But here’s the deal. The U.S. Constitution doesn’t require a president to be elected by a majority. A simple plurality gets the job done, just as it does in Texas. Gov. Rick Perry won re-election in 2006, you’ll recall, with just 39 percent of the total vote. And Bush’s first election in 2000 was done in accordance with constitutional provisions.
President Obama’s popular vote margin of victory was significantly greater in 2008 than President Bush’s was in 2004 — and his Electoral College margin (365-173) was close to the totals run up by Bill Clinton in 1992 and 1996.
Obama’s presidency is legit, all right. So, let’s stop this talk of whether the president belongs in office. He does.
Joshua Duane Barnes must be channeling Harry Houdini.
But I’m guessing that the great escape artist, Houdini, had nothing on this other dude, Barnes.
Joshua Barnes escaped corrections authorities — for the third time — over the weekend. He had wiggled his way out of Potter County’s grasp before being sent to the state corrections system on a variety of felony convictions in both Potter and Randall counties.
Barnes was being treated in a Galveston prison hospital for injuries suffered in a fight at the Ferguson Unit north of Huntsville. Texas corrections officials say he apparently broke through the drywall in his hospital room, got through a window and used a couple of sheets to lower himself to a roof. Then he was gone.
Potter County sheriff’s authorities say they’ve gotten word of Barnes’ escape.

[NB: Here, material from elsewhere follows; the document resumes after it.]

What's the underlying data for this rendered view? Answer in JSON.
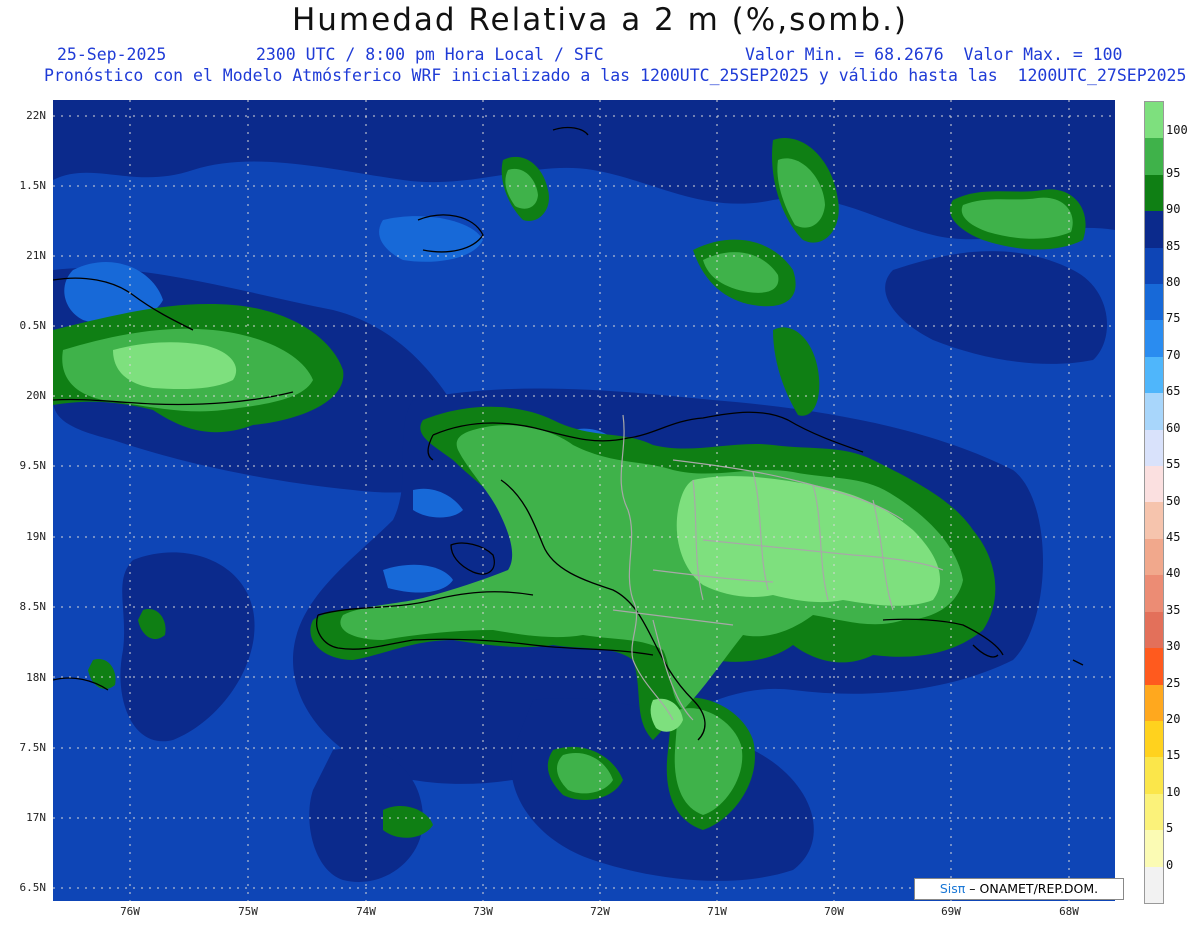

Police urge the rest of us to look for someone wearing hospital garb — and sporting shiners under both eyes as well as other facial injuries. You’d think he wouldn’t be that hard to spot.
Then again …